The Dancing Pencils project encourages
both young and old to write.
(Image: umSinsi Press)
Youngsters are given the chance to spread
their creative wings.
(Image: umSinsi Press)
It’s no wonder Khulekani Magubane has produced 17 books by the age of 22. The young man possesses energy, something all good writers need. You can hear it in his tone, which is quick, sharp and electric.
Wolfgang Amadeus Mozart, Herman Melville and more recently, Jonathan Safran Foer, were precocious artists who produced some of their best work in their twenties. And while Magubane might not yet have reached those heights, he is certainly similarly prolific.
Magubane’s 18th book is due for publication later in the year. The thriller, titled McClew Brothers: Dark Maiden, follows a trio of detective brothers as they try to solve the case of missing priceless artwork.
Magubane, who comes from the small town of Estcourt in the KwaZulu-Natal Midlands, gains his inspiration from his surroundings, which he says teems with interesting stories and people.
“I based a lot of my characters on the colourful personalities that come from Estcourt,” he said.
The young wordsmith’s keen observation of social phenomena allows him to incorporate topical issues such as HIV/Aids and crime into his stories. He takes real-life tales and interprets them from his own perception.
“I have a passion for telling stories. I am one of those people who have a lot to say. Issues that I care about tend to make better stories.”
Developing literacy and local writing talent
Magubane’s books are mainly targeted at teenagers and young adults. He has been published by Felicity Keats since he was a teenager.
Keats founded her company umSinsi Press in 1995. The niche publishing group prints and distributes books written by members of the Dancing Pencils writing project, which aims to uncover local talent and promote literacy through mentorship, skills transfer and use of the mother tongue.
Members of the group are able to develop their creative skills and get useful feedback in a safe working environment. Online courses are also on offer.
There is no discrimination – no matter the topic, if the story is good enough it stands a chance of being published. The group’s oldest author is 94, and the youngest is a tender five years of age.
Magubane discovered Keats through the Dancing Pencils project while in high school.
Values, virtues and a support system
One of Magubane’s greatest influences was his mother, Sethembile. As a priest, she laid the religious foundation in her son’s life. And as a poet and trained Dancing Pencils mentor, she inspired Magubane’s foray into writing.
He was the last of four children – he has one brother and two sisters – and grew up in a deeply religious home.
Despite this, Magubane does not regard himself as merely a religious person, but instead as one who has taken personal steps towards building a relationship with God. This, he said, is why he calls himself a born-again Christian.

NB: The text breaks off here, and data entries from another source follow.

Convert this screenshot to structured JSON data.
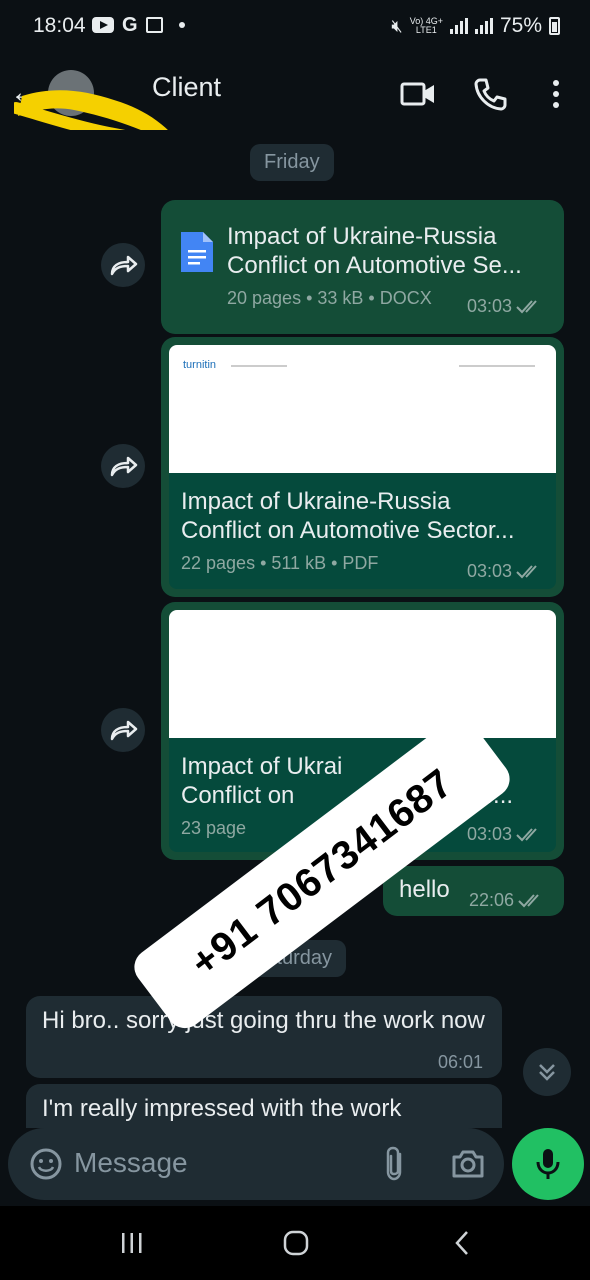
{
  "status_bar": {
    "time": "18:04",
    "network": "Vo) 4G+",
    "network_sub": "LTE1",
    "battery": "75%"
  },
  "header": {
    "contact_name": "Client"
  },
  "chat": {
    "day_chips": [
      "Friday",
      "Saturday"
    ],
    "messages": [
      {
        "type": "document",
        "title_line1": "Impact of Ukraine-Russia",
        "title_line2": "Conflict on Automotive Se...",
        "meta": "20 pages • 33 kB • DOCX",
        "time": "03:03"
      },
      {
        "type": "document",
        "preview_brand": "turnitin",
        "title_line1": "Impact of Ukraine-Russia",
        "title_line2": "Conflict on Automotive Sector...",
        "meta": "22 pages • 511 kB • PDF",
        "time": "03:03"
      },
      {
        "type": "document",
        "title_line1": "Impact of Ukrai",
        "title_line2": "Conflict on",
        "title_line2_tail": "Sector...",
        "meta": "23 page",
        "time": "03:03"
      },
      {
        "type": "text_out",
        "text": "hello",
        "time": "22:06"
      },
      {
        "type": "text_in",
        "text": "Hi bro.. sorry just going thru the work now",
        "time": "06:01"
      },
      {
        "type": "text_in",
        "text": "I'm really impressed with the work"
      }
    ]
  },
  "watermark": {
    "text": "+91 7067341687"
  },
  "composer": {
    "placeholder": "Message"
  },
  "colors": {
    "background": "#0b1014",
    "outgoing_bubble": "#144d37",
    "incoming_bubble": "#1f2c33",
    "accent_green": "#21c063",
    "doc_icon_blue": "#4285f4"
  },
  "icons": [
    "back-arrow-icon",
    "video-call-icon",
    "voice-call-icon",
    "more-options-icon",
    "forward-icon",
    "document-icon",
    "double-check-icon",
    "scroll-down-icon",
    "emoji-icon",
    "attach-icon",
    "camera-icon",
    "mic-icon",
    "nav-recents-icon",
    "nav-home-icon",
    "nav-back-icon"
  ]
}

These values have shaped him. Like most precocious people who became successful, he received a lot of support from his parents. His father always drummed into him the importance of education while his mother encouraged him to follow his dreams and to work hard.
Amongst the many virtues learnt from his Zulu culture, one stands out.

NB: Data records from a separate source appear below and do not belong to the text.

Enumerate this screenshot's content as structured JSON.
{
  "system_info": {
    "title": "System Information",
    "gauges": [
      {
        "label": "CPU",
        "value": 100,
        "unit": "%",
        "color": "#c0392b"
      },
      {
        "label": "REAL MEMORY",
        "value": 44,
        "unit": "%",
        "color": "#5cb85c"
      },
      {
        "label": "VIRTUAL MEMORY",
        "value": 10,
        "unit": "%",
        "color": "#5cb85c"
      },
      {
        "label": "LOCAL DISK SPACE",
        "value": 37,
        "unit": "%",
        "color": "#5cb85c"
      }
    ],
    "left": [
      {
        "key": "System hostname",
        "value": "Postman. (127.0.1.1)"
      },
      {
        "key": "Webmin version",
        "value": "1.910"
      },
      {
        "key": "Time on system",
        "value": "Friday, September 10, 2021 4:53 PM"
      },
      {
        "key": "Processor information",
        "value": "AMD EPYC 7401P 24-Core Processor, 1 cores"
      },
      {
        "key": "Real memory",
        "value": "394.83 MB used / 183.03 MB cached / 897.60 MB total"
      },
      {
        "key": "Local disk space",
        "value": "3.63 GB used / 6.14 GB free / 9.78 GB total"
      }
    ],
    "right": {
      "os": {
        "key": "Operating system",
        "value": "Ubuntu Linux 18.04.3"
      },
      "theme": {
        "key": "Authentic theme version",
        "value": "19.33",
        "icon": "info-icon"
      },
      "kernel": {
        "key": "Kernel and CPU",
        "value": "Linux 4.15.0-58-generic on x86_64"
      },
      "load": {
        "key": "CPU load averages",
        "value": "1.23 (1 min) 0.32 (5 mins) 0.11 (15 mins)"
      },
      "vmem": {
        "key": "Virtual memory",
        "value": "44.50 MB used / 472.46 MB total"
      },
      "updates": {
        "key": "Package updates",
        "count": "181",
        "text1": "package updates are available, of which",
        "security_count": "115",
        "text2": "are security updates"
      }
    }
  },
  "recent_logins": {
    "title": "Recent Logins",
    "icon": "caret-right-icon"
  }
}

“One thing that I believe should not be forgotten is respect,” he said, referring to respect particularly for elders and people in authoritative positions.

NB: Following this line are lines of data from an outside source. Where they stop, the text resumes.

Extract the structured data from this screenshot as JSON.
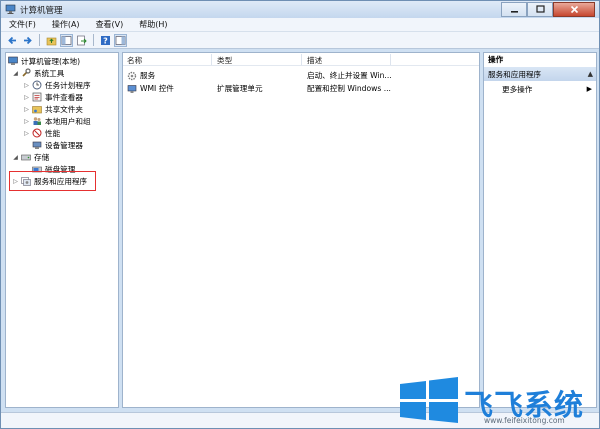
{
  "window": {
    "title": "计算机管理"
  },
  "menu": [
    "文件(F)",
    "操作(A)",
    "查看(V)",
    "帮助(H)"
  ],
  "tree": {
    "root": "计算机管理(本地)",
    "items": [
      {
        "label": "系统工具",
        "icon": "tools-icon"
      },
      {
        "label": "任务计划程序",
        "icon": "clock-icon"
      },
      {
        "label": "事件查看器",
        "icon": "event-viewer-icon"
      },
      {
        "label": "共享文件夹",
        "icon": "shared-folder-icon"
      },
      {
        "label": "本地用户和组",
        "icon": "users-icon"
      },
      {
        "label": "性能",
        "icon": "performance-icon"
      },
      {
        "label": "设备管理器",
        "icon": "device-manager-icon"
      },
      {
        "label": "存储",
        "icon": "storage-icon"
      },
      {
        "label": "磁盘管理",
        "icon": "disk-icon"
      },
      {
        "label": "服务和应用程序",
        "icon": "services-apps-icon"
      }
    ]
  },
  "list": {
    "columns": [
      "名称",
      "类型",
      "描述"
    ],
    "rows": [
      {
        "name": "服务",
        "type": "",
        "desc": "启动、终止并设置 Win..."
      },
      {
        "name": "WMI 控件",
        "type": "扩展管理单元",
        "desc": "配置和控制 Windows ..."
      }
    ]
  },
  "actions": {
    "header": "操作",
    "section": "服务和应用程序",
    "item": "更多操作"
  },
  "watermark": {
    "brand": "飞飞系统",
    "url": "www.feifeixitong.com"
  },
  "colors": {
    "highlight": "#e53030",
    "brand": "#1f7fd9"
  }
}
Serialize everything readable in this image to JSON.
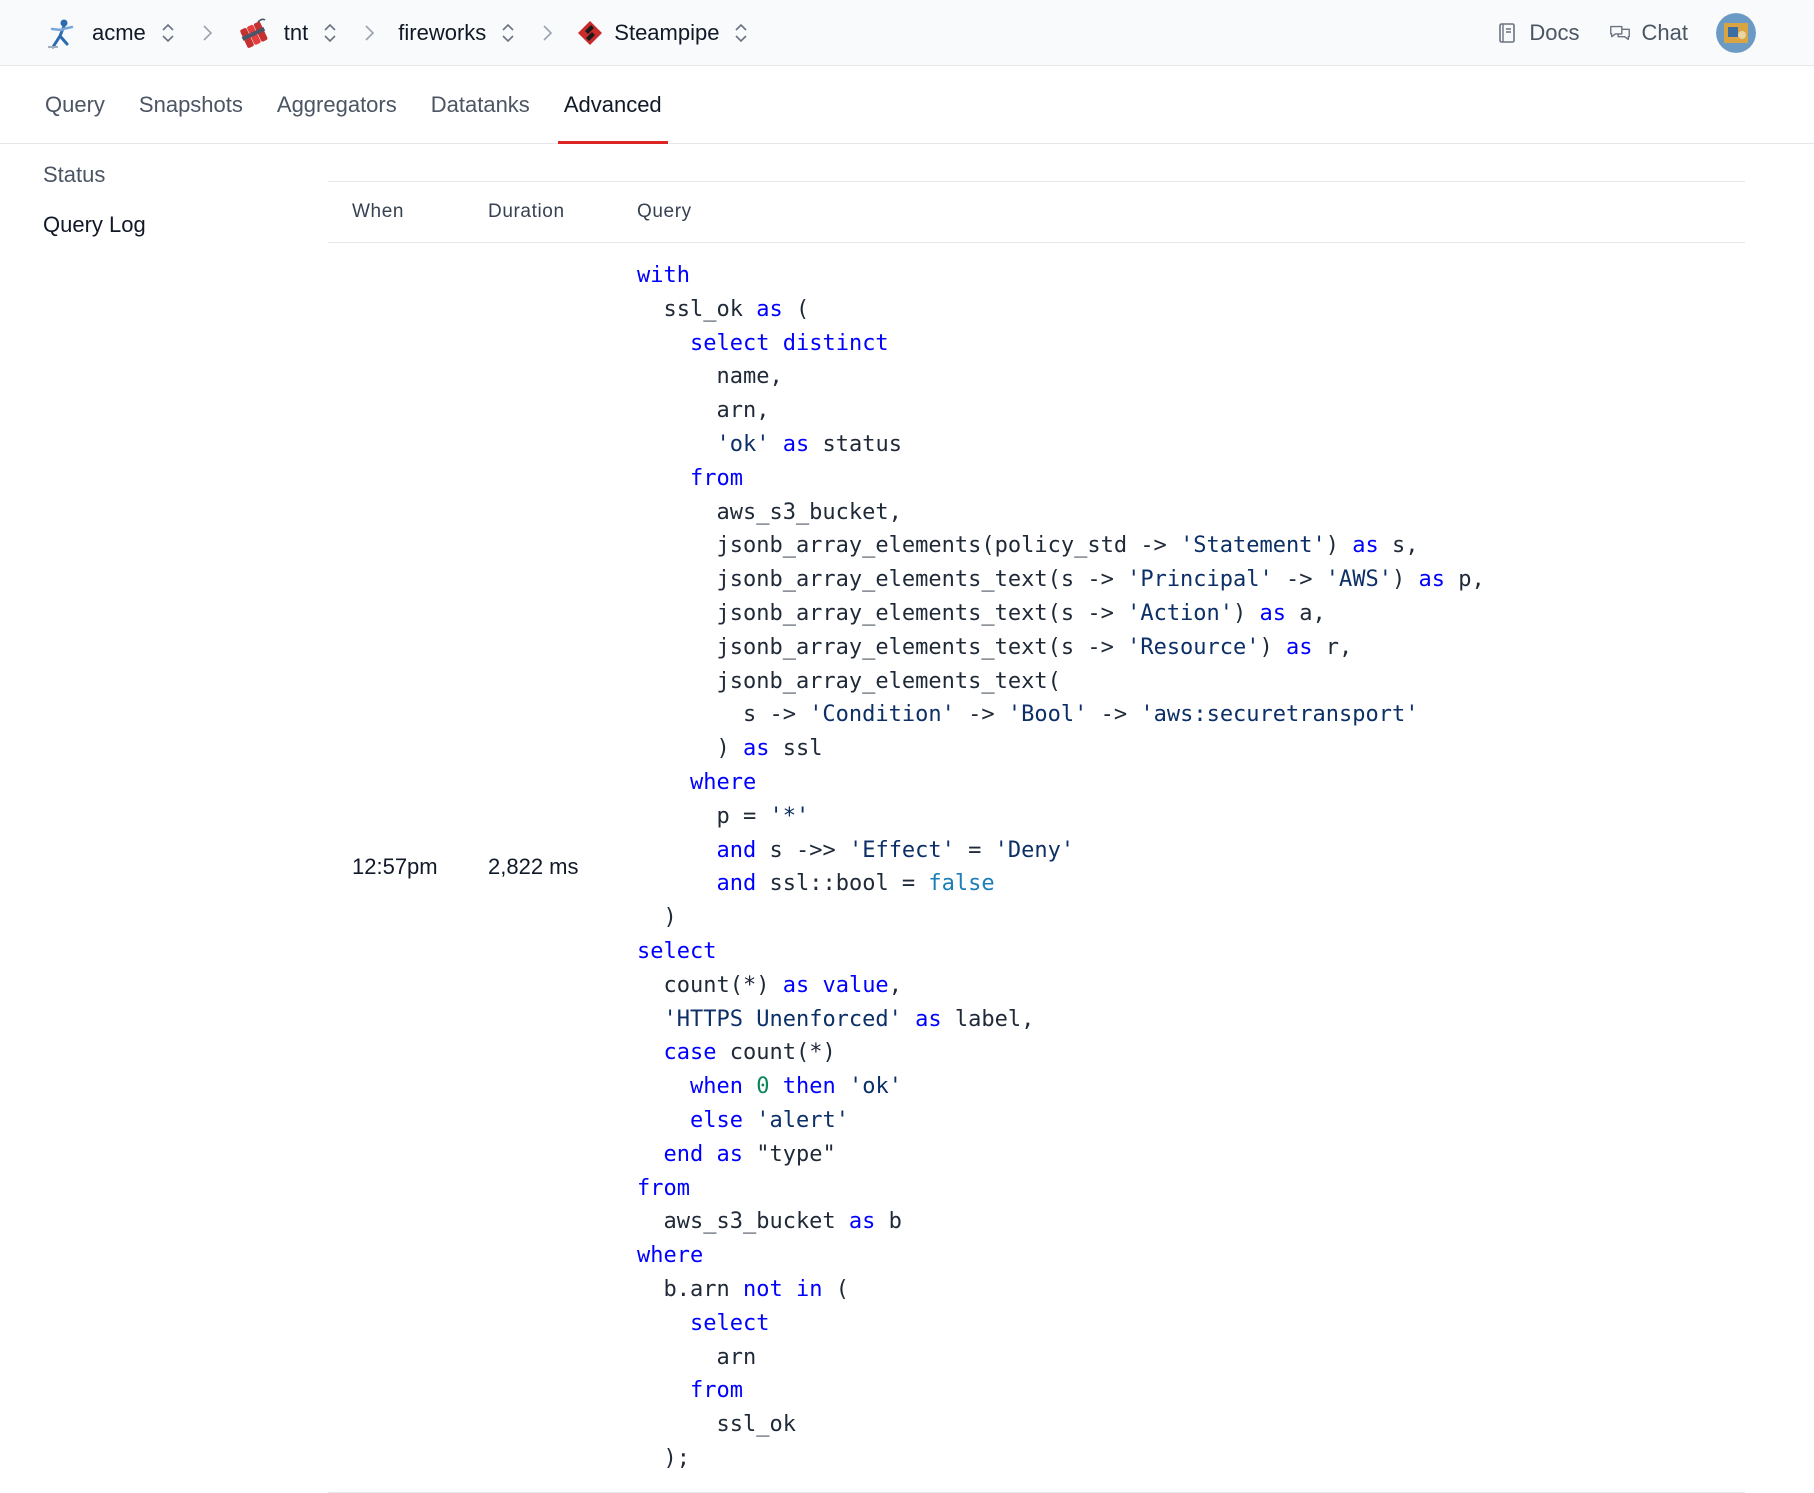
{
  "topbar": {
    "crumbs": [
      {
        "label": "acme",
        "icon": "acme-logo-icon"
      },
      {
        "label": "tnt",
        "icon": "tnt-logo-icon"
      },
      {
        "label": "fireworks",
        "icon": ""
      },
      {
        "label": "Steampipe",
        "icon": "steampipe-logo-icon"
      }
    ],
    "docs_label": "Docs",
    "chat_label": "Chat"
  },
  "tabs": [
    "Query",
    "Snapshots",
    "Aggregators",
    "Datatanks",
    "Advanced"
  ],
  "active_tab": "Advanced",
  "sidenav": [
    "Status",
    "Query Log"
  ],
  "active_sidenav": "Query Log",
  "table": {
    "headers": {
      "when": "When",
      "duration": "Duration",
      "query": "Query"
    },
    "rows": [
      {
        "when": "12:57pm",
        "duration": "2,822 ms",
        "query": "with\n  ssl_ok as (\n    select distinct\n      name,\n      arn,\n      'ok' as status\n    from\n      aws_s3_bucket,\n      jsonb_array_elements(policy_std -> 'Statement') as s,\n      jsonb_array_elements_text(s -> 'Principal' -> 'AWS') as p,\n      jsonb_array_elements_text(s -> 'Action') as a,\n      jsonb_array_elements_text(s -> 'Resource') as r,\n      jsonb_array_elements_text(\n        s -> 'Condition' -> 'Bool' -> 'aws:securetransport'\n      ) as ssl\n    where\n      p = '*'\n      and s ->> 'Effect' = 'Deny'\n      and ssl::bool = false\n  )\nselect\n  count(*) as value,\n  'HTTPS Unenforced' as label,\n  case count(*)\n    when 0 then 'ok'\n    else 'alert'\n  end as \"type\"\nfrom\n  aws_s3_bucket as b\nwhere\n  b.arn not in (\n    select\n      arn\n    from\n      ssl_ok\n  );"
      }
    ]
  },
  "colors": {
    "keyword": "#0000ff",
    "string": "#0b2f66",
    "number": "#098658",
    "literal": "#1a7fb8",
    "active_tab_underline": "#dc2626"
  }
}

He firmly believes that discussion is the one method that can help overcome challenges. The message in many of his books is clear – that unity amongst mankind can be achieved if people learn to understand each other. This, and the sharing of ideas, he believes, can foster mutually beneficial solutions.
“I come from an environment where I am encouraged to speak my mind. We always sought discussion to find resolutions,” he said.
Magubane looks up to great South African writers such as Zakes Mda, Wilbur Smith and Sifiso Mzobe. Mda’s Black Diamond is the sort of contemporary novel the young author would like to emulate.
As for his technique, he does what authors call auto-writing, whereby he writes freely without scrutinising every sentence.
However, in spite of his success, he is still prone to feelings of self-doubt and self-worth like many other authors.
“There are so many great writers in the world, I sometimes wonder if I should call myself a writer,” he said.
For anyone wanting to be a novelist, Magubane recommends a lot of reading. He also advises them to get their work exposed and read by as many people as possible.
“It is daunting but you do not have to be shy. Just get the work out there.”
For now, he feels he needs to broaden his circle of fellow writers and learn from them so that he can evolve.
He has already completed his journalism degree at the Durban University of Technology and would love to turn it into a career. He currently works for Invo Tech Communications Department and is a freelance writer for Genuine Magazine.
Magubane wants to usher in a new generation of South African writers by, one day, establishing his own publishing house that will distribute work by young scribes.
With the literary world firmly in his grasp, the energetic Magubane may yet be mentioned amongst the Mdas, Patons and Gordimers as one of South Africa’s foremost writers.